**SUPPLIED RECORDS**
..........
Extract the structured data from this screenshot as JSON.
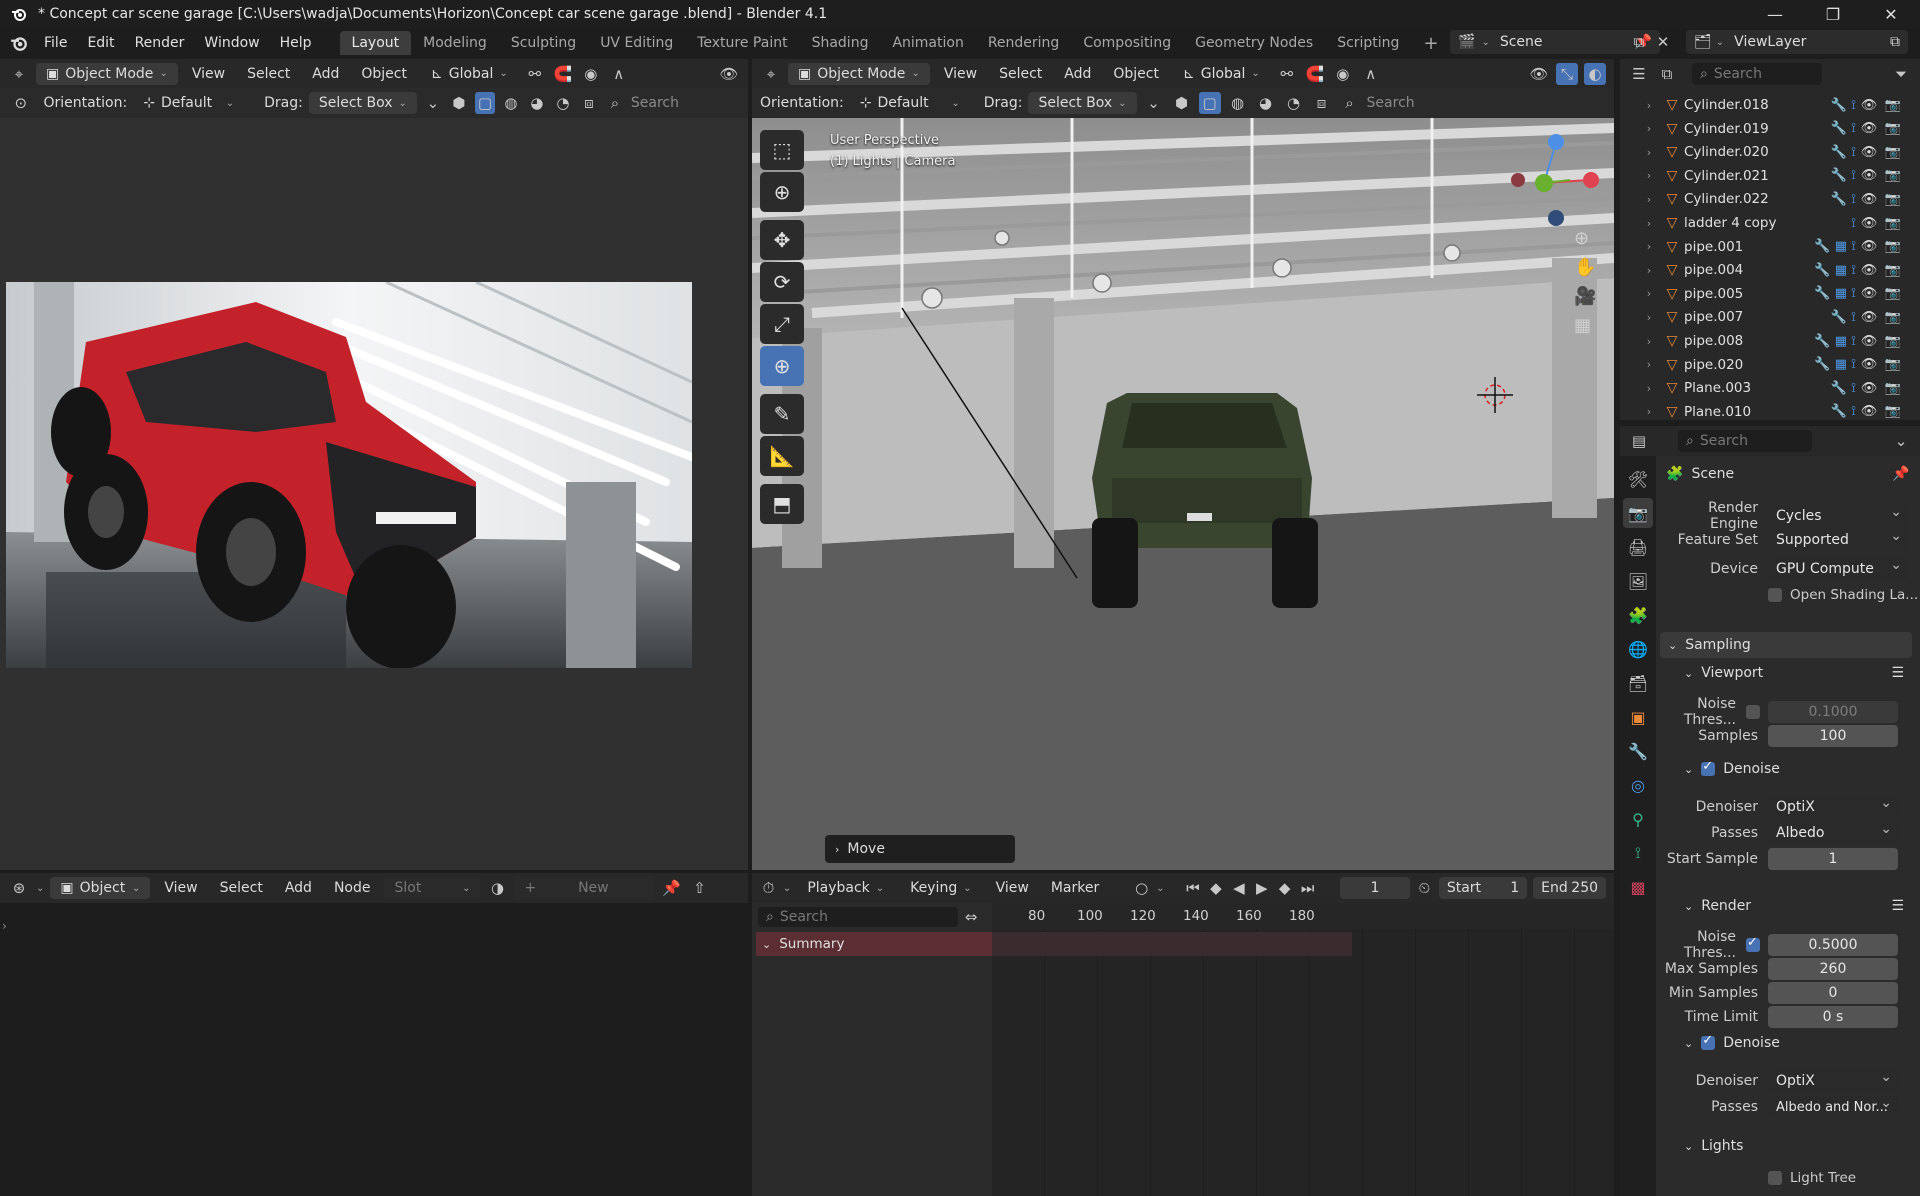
{
  "window": {
    "title": "* Concept car scene garage  [C:\\Users\\wadja\\Documents\\Horizon\\Concept car scene garage .blend] - Blender 4.1"
  },
  "menus": [
    "File",
    "Edit",
    "Render",
    "Window",
    "Help"
  ],
  "workspaces": [
    "Layout",
    "Modeling",
    "Sculpting",
    "UV Editing",
    "Texture Paint",
    "Shading",
    "Animation",
    "Rendering",
    "Compositing",
    "Geometry Nodes",
    "Scripting"
  ],
  "scene_name": "Scene",
  "viewlayer_name": "ViewLayer",
  "left_viewport": {
    "mode": "Object Mode",
    "menus": [
      "View",
      "Select",
      "Add",
      "Object"
    ],
    "transform": "Global",
    "orientation_label": "Orientation:",
    "orientation": "Default",
    "drag_label": "Drag:",
    "drag": "Select Box",
    "search_placeholder": "Search"
  },
  "main_viewport": {
    "mode": "Object Mode",
    "menus": [
      "View",
      "Select",
      "Add",
      "Object"
    ],
    "transform": "Global",
    "orientation_label": "Orientation:",
    "orientation": "Default",
    "drag_label": "Drag:",
    "drag": "Select Box",
    "search_placeholder": "Search",
    "overlay_line1": "User Perspective",
    "overlay_line2": "(1) Lights | Camera",
    "last_op": "Move"
  },
  "shader_editor": {
    "mode": "Object",
    "menus": [
      "View",
      "Select",
      "Add",
      "Node"
    ],
    "slot": "Slot",
    "new_label": "New"
  },
  "timeline": {
    "menus": [
      "Playback",
      "Keying",
      "View",
      "Marker"
    ],
    "current_frame": "1",
    "start_label": "Start",
    "start": "1",
    "end_label": "End",
    "end": "250",
    "search_placeholder": "Search",
    "ruler": [
      "80",
      "100",
      "120",
      "140",
      "160",
      "180"
    ],
    "summary": "Summary"
  },
  "outliner": {
    "search_placeholder": "Search",
    "items": [
      {
        "name": "Cylinder.018",
        "mods": "🔧 ⟟"
      },
      {
        "name": "Cylinder.019",
        "mods": "🔧 ⟟"
      },
      {
        "name": "Cylinder.020",
        "mods": "🔧 ⟟"
      },
      {
        "name": "Cylinder.021",
        "mods": "🔧 ⟟"
      },
      {
        "name": "Cylinder.022",
        "mods": "🔧 ⟟"
      },
      {
        "name": "ladder 4 copy",
        "mods": "⟟"
      },
      {
        "name": "pipe.001",
        "mods": "🔧 ▦ ⟟"
      },
      {
        "name": "pipe.004",
        "mods": "🔧 ▦ ⟟"
      },
      {
        "name": "pipe.005",
        "mods": "🔧 ▦ ⟟"
      },
      {
        "name": "pipe.007",
        "mods": "🔧 ⟟"
      },
      {
        "name": "pipe.008",
        "mods": "🔧 ▦ ⟟"
      },
      {
        "name": "pipe.020",
        "mods": "🔧 ▦ ⟟"
      },
      {
        "name": "Plane.003",
        "mods": "🔧 ⟟"
      },
      {
        "name": "Plane.010",
        "mods": "🔧 ⟟"
      }
    ]
  },
  "properties": {
    "search_placeholder": "Search",
    "context": "Scene",
    "render_engine_label": "Render Engine",
    "render_engine": "Cycles",
    "feature_set_label": "Feature Set",
    "feature_set": "Supported",
    "device_label": "Device",
    "device": "GPU Compute",
    "open_shading": "Open Shading La...",
    "sampling": "Sampling",
    "viewport": "Viewport",
    "vp_noise_label": "Noise Thres...",
    "vp_noise": "0.1000",
    "vp_samples_label": "Samples",
    "vp_samples": "100",
    "vp_denoise": "Denoise",
    "vp_denoiser_label": "Denoiser",
    "vp_denoiser": "OptiX",
    "vp_passes_label": "Passes",
    "vp_passes": "Albedo",
    "vp_start_label": "Start Sample",
    "vp_start": "1",
    "render": "Render",
    "r_noise_label": "Noise Thres...",
    "r_noise": "0.5000",
    "r_max_label": "Max Samples",
    "r_max": "260",
    "r_min_label": "Min Samples",
    "r_min": "0",
    "r_time_label": "Time Limit",
    "r_time": "0 s",
    "r_denoise": "Denoise",
    "r_denoiser_label": "Denoiser",
    "r_denoiser": "OptiX",
    "r_passes_label": "Passes",
    "r_passes": "Albedo and Nor...",
    "lights": "Lights",
    "light_tree": "Light Tree"
  },
  "colors": {
    "accent": "#4772b3",
    "object_orange": "#e8893a",
    "car_red": "#c3222b",
    "car_green": "#3a4530"
  }
}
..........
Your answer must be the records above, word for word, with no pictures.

**EXERCISE RESPONSE**
Extract the structured data from this screenshot as JSON.
{
  "window": {
    "title": "* Concept car scene garage  [C:\\Users\\wadja\\Documents\\Horizon\\Concept car scene garage .blend] - Blender 4.1"
  },
  "menus": [
    "File",
    "Edit",
    "Render",
    "Window",
    "Help"
  ],
  "workspaces": [
    "Layout",
    "Modeling",
    "Sculpting",
    "UV Editing",
    "Texture Paint",
    "Shading",
    "Animation",
    "Rendering",
    "Compositing",
    "Geometry Nodes",
    "Scripting"
  ],
  "scene_name": "Scene",
  "viewlayer_name": "ViewLayer",
  "left_viewport": {
    "mode": "Object Mode",
    "menus": [
      "View",
      "Select",
      "Add",
      "Object"
    ],
    "transform": "Global",
    "orientation_label": "Orientation:",
    "orientation": "Default",
    "drag_label": "Drag:",
    "drag": "Select Box",
    "search_placeholder": "Search"
  },
  "main_viewport": {
    "mode": "Object Mode",
    "menus": [
      "View",
      "Select",
      "Add",
      "Object"
    ],
    "transform": "Global",
    "orientation_label": "Orientation:",
    "orientation": "Default",
    "drag_label": "Drag:",
    "drag": "Select Box",
    "search_placeholder": "Search",
    "overlay_line1": "User Perspective",
    "overlay_line2": "(1) Lights | Camera",
    "last_op": "Move"
  },
  "shader_editor": {
    "mode": "Object",
    "menus": [
      "View",
      "Select",
      "Add",
      "Node"
    ],
    "slot": "Slot",
    "new_label": "New"
  },
  "timeline": {
    "menus": [
      "Playback",
      "Keying",
      "View",
      "Marker"
    ],
    "current_frame": "1",
    "start_label": "Start",
    "start": "1",
    "end_label": "End",
    "end": "250",
    "search_placeholder": "Search",
    "ruler": [
      "80",
      "100",
      "120",
      "140",
      "160",
      "180"
    ],
    "summary": "Summary"
  },
  "outliner": {
    "search_placeholder": "Search",
    "items": [
      {
        "name": "Cylinder.018",
        "mods": "🔧 ⟟"
      },
      {
        "name": "Cylinder.019",
        "mods": "🔧 ⟟"
      },
      {
        "name": "Cylinder.020",
        "mods": "🔧 ⟟"
      },
      {
        "name": "Cylinder.021",
        "mods": "🔧 ⟟"
      },
      {
        "name": "Cylinder.022",
        "mods": "🔧 ⟟"
      },
      {
        "name": "ladder 4 copy",
        "mods": "⟟"
      },
      {
        "name": "pipe.001",
        "mods": "🔧 ▦ ⟟"
      },
      {
        "name": "pipe.004",
        "mods": "🔧 ▦ ⟟"
      },
      {
        "name": "pipe.005",
        "mods": "🔧 ▦ ⟟"
      },
      {
        "name": "pipe.007",
        "mods": "🔧 ⟟"
      },
      {
        "name": "pipe.008",
        "mods": "🔧 ▦ ⟟"
      },
      {
        "name": "pipe.020",
        "mods": "🔧 ▦ ⟟"
      },
      {
        "name": "Plane.003",
        "mods": "🔧 ⟟"
      },
      {
        "name": "Plane.010",
        "mods": "🔧 ⟟"
      }
    ]
  },
  "properties": {
    "search_placeholder": "Search",
    "context": "Scene",
    "render_engine_label": "Render Engine",
    "render_engine": "Cycles",
    "feature_set_label": "Feature Set",
    "feature_set": "Supported",
    "device_label": "Device",
    "device": "GPU Compute",
    "open_shading": "Open Shading La...",
    "sampling": "Sampling",
    "viewport": "Viewport",
    "vp_noise_label": "Noise Thres...",
    "vp_noise": "0.1000",
    "vp_samples_label": "Samples",
    "vp_samples": "100",
    "vp_denoise": "Denoise",
    "vp_denoiser_label": "Denoiser",
    "vp_denoiser": "OptiX",
    "vp_passes_label": "Passes",
    "vp_passes": "Albedo",
    "vp_start_label": "Start Sample",
    "vp_start": "1",
    "render": "Render",
    "r_noise_label": "Noise Thres...",
    "r_noise": "0.5000",
    "r_max_label": "Max Samples",
    "r_max": "260",
    "r_min_label": "Min Samples",
    "r_min": "0",
    "r_time_label": "Time Limit",
    "r_time": "0 s",
    "r_denoise": "Denoise",
    "r_denoiser_label": "Denoiser",
    "r_denoiser": "OptiX",
    "r_passes_label": "Passes",
    "r_passes": "Albedo and Nor...",
    "lights": "Lights",
    "light_tree": "Light Tree"
  },
  "colors": {
    "accent": "#4772b3",
    "object_orange": "#e8893a",
    "car_red": "#c3222b",
    "car_green": "#3a4530"
  }
}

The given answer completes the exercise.